Real communicators listen as well as talk, they acknowledge the concerns of stakeholders and respond appropriately. If we are to create an environment for growth and innovation in science and engineering, learning from each other, being prepared to acknowledge when mistakes were made and recognising when risks cannot be eliminated must be all be among your priorities. Many people in the developed world today are more risk averse than previous generations, and it has become a fashion to look for others to blame and hold responsible for all outcomes. But risk and responsibility go together. If we don’t explain that risk is part of all of our lives, all of the time and that there is a risk in doing nothing as well as a risk in taking action; and showing that we learn from mistakes, we will not gain the levels of support necessary to bring about the things you and your organisations are all trying to achieve. This is an area where we all need to be proactive; grasping the nettle, and seeking out opportunities to open up discourse on the subject.
HSE's strategy focuses not just on improving the health and safety system but also on helping to draw the important distinction between real health and safety risks and risk-averse behaviour. It will continue to be part of our role to react to 'set the story straight', when a silly news article appears about health and safety but the subject of risk communications is much broader than that. We have to show ourselves to be listening, learning and sharing knowledge to continually improve the system.

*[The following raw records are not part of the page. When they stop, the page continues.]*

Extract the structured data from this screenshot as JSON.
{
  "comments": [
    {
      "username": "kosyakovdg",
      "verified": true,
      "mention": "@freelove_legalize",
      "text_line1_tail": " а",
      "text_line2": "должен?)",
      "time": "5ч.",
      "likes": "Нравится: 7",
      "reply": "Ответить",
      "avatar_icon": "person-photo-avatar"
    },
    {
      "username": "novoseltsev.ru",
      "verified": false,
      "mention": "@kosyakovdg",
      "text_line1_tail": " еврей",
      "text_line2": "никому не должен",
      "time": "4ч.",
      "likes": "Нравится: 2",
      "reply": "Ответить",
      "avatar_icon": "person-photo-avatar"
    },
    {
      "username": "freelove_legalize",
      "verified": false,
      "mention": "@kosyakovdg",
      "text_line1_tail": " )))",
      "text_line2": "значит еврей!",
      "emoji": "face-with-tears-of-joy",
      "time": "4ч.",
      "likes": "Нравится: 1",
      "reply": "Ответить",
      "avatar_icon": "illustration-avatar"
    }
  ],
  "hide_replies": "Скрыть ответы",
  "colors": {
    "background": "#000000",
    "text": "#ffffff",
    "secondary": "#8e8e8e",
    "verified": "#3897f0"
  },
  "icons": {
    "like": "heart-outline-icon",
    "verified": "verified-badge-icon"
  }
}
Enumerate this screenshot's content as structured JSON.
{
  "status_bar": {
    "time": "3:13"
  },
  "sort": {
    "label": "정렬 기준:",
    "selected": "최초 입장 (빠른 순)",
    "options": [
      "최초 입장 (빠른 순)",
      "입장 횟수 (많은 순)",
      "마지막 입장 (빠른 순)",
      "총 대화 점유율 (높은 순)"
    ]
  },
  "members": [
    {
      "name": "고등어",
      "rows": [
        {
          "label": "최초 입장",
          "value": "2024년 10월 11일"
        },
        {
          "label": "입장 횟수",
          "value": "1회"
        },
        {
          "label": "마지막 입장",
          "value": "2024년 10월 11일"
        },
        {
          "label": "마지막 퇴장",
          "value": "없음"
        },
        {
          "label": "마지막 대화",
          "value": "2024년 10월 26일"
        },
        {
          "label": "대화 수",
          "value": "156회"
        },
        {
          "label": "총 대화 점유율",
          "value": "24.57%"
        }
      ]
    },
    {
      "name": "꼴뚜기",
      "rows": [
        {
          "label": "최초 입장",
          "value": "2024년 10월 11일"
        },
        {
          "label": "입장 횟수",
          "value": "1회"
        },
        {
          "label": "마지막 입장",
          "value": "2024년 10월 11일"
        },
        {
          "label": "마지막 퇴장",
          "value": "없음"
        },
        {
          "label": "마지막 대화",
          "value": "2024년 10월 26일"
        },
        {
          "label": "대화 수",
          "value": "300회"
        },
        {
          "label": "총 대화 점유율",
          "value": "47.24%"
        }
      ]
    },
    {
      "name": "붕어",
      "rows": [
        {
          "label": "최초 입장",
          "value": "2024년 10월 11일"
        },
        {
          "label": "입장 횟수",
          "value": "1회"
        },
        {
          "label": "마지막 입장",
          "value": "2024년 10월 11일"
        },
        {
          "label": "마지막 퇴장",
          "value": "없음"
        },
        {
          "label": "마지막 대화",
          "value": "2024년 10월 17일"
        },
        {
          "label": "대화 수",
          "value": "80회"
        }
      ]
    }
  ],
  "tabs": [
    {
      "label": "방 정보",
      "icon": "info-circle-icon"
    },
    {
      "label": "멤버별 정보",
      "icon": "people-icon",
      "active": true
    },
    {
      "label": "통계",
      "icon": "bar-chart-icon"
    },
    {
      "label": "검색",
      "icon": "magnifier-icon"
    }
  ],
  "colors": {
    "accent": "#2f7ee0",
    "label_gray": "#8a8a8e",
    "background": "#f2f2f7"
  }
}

Leadership, involvement, partnership, sharing of good practice - and communication - have been, and will continue to be, part of how we all achieve our shared mission. Today is an important opportunity to consider how we can work together, and separately, to develop safe and sustainable growth and innovation in the UK. If I look at my own profession of chemical engineering, it is really encouraging to see the growth in the number of young people who want to join the profession. I think they understand the challenges that lie ahead for this country and more widely around the world and they want to play their part. We need to ensure that they and their mentors, who are already in the professions represented here today, understand and practice the integral role of appropriate health and safety skills in every profession. Health and safety is not a separate profession in itself, it is part of what we all do every day. Today is a good time to review how well we are doing that and where we go from here.